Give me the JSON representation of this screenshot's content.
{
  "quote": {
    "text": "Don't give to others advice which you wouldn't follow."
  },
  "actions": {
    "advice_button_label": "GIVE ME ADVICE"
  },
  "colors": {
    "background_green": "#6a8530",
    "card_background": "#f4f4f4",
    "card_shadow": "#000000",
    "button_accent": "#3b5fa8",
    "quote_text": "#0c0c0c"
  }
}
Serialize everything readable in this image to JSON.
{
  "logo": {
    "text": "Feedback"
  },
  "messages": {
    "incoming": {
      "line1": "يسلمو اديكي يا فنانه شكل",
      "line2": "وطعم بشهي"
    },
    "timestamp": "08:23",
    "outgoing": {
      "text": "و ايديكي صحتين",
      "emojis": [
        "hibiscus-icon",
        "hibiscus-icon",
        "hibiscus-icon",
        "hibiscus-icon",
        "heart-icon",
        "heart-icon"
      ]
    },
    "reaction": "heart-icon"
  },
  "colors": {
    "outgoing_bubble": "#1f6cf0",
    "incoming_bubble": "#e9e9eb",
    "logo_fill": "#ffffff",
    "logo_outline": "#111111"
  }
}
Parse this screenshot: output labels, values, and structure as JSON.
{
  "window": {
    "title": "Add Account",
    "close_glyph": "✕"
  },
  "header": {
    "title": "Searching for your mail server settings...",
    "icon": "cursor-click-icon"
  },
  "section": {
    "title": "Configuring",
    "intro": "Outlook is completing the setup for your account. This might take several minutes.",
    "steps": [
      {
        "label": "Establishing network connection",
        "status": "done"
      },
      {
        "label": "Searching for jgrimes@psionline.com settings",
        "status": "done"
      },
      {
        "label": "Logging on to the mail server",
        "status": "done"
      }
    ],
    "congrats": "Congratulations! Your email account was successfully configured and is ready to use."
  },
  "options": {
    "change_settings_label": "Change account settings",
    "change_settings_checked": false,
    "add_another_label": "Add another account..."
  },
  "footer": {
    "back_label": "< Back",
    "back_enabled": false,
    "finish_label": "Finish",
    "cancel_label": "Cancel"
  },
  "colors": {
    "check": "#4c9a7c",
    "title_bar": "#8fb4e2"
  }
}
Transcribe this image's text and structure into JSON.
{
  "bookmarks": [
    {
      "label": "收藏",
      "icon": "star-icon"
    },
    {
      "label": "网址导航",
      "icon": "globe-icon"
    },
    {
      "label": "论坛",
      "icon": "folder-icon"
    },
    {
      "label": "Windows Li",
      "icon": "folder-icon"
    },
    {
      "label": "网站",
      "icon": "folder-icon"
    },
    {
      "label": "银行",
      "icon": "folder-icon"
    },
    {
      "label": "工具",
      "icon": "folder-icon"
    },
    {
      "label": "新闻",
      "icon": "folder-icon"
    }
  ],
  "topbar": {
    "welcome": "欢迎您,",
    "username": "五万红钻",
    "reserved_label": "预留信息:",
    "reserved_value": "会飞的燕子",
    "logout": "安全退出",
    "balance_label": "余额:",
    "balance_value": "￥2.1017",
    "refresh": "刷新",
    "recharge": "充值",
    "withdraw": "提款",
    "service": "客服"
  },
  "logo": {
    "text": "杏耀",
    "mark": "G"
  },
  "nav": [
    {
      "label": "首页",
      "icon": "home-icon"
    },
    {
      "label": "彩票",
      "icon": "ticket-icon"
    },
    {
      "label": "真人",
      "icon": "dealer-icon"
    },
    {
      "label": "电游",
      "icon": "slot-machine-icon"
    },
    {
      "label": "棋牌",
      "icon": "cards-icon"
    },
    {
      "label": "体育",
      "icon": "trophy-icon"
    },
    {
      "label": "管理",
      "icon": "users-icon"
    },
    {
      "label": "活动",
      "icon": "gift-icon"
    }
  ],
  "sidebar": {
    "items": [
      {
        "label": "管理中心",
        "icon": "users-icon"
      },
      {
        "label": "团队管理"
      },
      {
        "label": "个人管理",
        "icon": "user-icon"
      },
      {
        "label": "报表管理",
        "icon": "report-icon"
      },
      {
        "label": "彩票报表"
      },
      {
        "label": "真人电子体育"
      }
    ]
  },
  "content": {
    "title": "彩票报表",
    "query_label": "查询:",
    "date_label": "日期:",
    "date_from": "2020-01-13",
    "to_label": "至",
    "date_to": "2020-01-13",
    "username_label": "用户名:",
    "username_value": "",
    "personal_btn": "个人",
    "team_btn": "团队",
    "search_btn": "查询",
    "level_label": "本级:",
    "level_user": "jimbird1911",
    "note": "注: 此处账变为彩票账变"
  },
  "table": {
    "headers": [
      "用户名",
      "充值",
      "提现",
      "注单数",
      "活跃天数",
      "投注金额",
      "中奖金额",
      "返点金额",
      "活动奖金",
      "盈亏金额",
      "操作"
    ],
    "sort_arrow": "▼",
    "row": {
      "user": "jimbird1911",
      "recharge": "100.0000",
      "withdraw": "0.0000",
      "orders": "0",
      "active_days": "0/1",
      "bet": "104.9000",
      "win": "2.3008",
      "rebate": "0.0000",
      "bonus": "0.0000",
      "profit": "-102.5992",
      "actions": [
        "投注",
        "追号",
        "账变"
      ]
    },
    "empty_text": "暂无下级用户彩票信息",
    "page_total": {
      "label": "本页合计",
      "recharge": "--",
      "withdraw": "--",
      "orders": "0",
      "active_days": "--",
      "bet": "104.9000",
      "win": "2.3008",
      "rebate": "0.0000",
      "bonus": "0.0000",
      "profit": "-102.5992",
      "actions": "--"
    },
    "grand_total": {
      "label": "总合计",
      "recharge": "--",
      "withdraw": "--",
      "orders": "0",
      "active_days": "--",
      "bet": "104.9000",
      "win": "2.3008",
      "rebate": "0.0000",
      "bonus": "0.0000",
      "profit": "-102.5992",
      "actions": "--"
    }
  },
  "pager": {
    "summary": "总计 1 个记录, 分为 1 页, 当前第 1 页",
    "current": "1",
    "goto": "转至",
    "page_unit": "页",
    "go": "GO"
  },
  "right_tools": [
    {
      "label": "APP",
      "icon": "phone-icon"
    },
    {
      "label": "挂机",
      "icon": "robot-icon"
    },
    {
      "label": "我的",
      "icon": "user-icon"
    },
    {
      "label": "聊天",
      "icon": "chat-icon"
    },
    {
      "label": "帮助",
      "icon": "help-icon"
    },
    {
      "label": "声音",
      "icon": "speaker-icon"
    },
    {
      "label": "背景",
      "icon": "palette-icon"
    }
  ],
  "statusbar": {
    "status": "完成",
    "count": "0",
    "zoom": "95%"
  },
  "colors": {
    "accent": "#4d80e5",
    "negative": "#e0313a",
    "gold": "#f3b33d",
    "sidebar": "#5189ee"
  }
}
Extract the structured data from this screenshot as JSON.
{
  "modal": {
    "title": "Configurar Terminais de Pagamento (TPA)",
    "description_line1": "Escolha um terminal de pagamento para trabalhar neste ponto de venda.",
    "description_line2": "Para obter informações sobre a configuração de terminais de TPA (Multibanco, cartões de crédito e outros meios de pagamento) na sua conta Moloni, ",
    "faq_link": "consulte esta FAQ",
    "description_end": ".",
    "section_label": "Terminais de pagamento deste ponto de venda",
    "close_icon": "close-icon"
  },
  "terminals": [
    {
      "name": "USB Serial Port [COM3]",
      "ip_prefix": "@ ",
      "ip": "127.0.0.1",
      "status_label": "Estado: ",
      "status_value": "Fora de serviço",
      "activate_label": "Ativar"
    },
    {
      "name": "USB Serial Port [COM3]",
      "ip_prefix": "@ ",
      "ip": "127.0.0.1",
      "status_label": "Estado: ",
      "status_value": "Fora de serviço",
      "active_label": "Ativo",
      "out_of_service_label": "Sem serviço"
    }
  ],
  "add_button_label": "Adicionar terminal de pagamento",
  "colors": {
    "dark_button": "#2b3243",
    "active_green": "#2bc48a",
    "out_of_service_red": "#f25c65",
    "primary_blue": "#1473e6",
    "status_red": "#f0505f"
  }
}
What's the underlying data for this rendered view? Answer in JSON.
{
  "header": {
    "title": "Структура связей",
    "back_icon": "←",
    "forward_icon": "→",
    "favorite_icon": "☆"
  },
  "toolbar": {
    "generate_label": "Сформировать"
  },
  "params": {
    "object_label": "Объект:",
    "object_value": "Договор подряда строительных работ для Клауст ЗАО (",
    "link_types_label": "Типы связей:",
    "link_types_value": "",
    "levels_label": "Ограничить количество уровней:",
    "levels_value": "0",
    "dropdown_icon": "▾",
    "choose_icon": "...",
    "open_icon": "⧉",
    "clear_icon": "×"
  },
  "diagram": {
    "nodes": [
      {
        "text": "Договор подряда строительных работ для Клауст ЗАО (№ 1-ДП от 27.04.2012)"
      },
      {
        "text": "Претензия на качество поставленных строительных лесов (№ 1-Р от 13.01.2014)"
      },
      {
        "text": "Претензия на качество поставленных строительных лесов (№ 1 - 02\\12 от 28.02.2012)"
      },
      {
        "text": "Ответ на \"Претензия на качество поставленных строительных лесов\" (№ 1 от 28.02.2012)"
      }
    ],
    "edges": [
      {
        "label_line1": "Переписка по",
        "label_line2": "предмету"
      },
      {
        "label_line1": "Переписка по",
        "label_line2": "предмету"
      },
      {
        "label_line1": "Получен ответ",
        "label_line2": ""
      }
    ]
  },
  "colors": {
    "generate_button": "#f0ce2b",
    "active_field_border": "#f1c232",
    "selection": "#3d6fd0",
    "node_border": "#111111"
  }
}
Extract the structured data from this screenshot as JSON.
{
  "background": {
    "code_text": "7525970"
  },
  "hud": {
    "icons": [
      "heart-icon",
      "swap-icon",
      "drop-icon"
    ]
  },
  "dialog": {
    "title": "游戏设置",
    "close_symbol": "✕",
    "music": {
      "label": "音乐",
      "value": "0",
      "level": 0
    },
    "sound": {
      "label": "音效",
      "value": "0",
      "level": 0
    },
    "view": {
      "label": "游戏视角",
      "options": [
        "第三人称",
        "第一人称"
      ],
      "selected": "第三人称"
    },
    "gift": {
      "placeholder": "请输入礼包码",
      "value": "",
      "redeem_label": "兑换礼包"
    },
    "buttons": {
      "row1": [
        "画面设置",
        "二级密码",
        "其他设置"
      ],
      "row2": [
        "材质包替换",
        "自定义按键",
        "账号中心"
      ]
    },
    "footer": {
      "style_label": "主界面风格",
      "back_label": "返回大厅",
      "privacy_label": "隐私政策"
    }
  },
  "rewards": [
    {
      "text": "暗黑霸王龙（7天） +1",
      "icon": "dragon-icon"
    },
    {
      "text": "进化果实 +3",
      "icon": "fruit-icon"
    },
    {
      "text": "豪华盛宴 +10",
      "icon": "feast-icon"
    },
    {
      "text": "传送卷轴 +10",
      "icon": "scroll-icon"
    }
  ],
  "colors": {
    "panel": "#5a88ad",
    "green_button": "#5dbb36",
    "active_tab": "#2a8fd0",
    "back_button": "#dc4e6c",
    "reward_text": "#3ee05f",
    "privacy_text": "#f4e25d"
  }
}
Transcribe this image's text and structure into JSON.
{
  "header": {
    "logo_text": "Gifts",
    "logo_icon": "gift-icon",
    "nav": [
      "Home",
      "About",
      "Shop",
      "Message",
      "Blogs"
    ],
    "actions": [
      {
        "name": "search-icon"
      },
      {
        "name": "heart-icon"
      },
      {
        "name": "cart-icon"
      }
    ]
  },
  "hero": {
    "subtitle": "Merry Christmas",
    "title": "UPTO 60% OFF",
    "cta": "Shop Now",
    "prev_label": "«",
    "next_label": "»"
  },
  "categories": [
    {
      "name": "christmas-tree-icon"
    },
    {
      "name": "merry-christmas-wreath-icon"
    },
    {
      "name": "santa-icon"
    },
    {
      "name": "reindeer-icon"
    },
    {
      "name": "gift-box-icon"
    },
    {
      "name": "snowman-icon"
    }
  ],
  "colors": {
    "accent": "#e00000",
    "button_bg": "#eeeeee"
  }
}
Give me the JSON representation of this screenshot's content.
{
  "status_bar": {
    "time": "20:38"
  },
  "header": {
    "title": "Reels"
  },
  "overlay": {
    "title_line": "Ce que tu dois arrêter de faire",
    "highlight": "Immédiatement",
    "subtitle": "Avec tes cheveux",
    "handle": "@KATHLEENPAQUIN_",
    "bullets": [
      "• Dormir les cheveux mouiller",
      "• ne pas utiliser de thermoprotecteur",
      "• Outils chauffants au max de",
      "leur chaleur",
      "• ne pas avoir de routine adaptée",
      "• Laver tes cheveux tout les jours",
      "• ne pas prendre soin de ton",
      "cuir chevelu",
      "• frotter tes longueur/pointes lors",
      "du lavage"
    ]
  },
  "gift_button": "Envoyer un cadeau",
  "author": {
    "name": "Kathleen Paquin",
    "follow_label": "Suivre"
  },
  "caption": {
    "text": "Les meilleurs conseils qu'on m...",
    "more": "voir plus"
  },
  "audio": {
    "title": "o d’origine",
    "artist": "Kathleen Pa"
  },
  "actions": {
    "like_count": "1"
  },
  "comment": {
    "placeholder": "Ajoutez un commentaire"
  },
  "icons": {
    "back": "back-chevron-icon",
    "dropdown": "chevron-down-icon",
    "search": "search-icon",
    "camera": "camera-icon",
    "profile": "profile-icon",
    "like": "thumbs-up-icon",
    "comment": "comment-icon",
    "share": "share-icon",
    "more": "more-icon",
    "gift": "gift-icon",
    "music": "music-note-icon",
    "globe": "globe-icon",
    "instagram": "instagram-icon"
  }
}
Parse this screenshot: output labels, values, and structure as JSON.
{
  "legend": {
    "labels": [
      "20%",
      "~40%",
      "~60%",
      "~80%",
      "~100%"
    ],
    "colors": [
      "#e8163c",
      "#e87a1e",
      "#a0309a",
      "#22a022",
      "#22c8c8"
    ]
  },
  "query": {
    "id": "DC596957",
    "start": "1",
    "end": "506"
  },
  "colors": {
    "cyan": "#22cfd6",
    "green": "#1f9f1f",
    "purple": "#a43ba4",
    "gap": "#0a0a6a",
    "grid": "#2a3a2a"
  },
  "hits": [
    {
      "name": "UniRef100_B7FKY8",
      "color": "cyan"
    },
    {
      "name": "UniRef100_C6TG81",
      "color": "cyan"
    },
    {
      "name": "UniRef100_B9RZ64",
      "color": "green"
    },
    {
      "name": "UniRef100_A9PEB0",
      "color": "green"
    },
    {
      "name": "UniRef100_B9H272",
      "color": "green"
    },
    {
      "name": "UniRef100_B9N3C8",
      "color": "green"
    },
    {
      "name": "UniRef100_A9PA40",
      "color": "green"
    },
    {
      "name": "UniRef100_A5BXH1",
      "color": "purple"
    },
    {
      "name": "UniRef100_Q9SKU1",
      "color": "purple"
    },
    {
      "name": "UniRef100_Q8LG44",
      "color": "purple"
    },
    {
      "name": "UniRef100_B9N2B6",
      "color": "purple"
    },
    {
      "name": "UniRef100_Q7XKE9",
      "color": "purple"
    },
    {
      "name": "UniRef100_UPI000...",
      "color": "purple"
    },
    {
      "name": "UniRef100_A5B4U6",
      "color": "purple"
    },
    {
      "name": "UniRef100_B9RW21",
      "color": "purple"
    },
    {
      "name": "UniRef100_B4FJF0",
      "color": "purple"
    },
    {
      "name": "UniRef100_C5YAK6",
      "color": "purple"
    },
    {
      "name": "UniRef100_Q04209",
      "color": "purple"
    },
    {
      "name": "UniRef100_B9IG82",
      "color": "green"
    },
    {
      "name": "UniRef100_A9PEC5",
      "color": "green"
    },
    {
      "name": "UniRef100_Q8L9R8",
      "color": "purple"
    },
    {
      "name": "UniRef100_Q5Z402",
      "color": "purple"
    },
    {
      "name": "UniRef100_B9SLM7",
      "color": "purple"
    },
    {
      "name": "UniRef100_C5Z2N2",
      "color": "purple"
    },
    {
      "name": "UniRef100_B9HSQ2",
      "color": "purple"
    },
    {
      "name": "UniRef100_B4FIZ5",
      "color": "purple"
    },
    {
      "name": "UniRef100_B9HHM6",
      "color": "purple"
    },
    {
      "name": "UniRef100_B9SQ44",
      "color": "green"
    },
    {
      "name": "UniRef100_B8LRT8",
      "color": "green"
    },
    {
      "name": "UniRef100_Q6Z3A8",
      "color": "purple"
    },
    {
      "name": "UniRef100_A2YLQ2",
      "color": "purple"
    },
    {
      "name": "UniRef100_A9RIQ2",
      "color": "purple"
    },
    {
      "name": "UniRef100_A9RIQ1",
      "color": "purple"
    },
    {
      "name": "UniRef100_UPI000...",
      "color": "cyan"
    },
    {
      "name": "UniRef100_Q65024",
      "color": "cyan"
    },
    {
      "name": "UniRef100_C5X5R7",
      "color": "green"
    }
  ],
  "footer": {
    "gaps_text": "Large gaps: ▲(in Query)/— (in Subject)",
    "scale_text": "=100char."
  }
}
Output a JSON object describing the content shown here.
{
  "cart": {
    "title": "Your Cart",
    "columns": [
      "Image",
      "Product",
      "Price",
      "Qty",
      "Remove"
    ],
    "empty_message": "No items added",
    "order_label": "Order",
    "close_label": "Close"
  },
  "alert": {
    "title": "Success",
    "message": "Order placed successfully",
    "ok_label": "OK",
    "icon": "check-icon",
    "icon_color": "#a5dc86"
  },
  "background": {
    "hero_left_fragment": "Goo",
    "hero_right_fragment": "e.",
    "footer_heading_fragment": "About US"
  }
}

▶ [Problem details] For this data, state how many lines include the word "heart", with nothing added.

▶ [Reply to the exercise] 5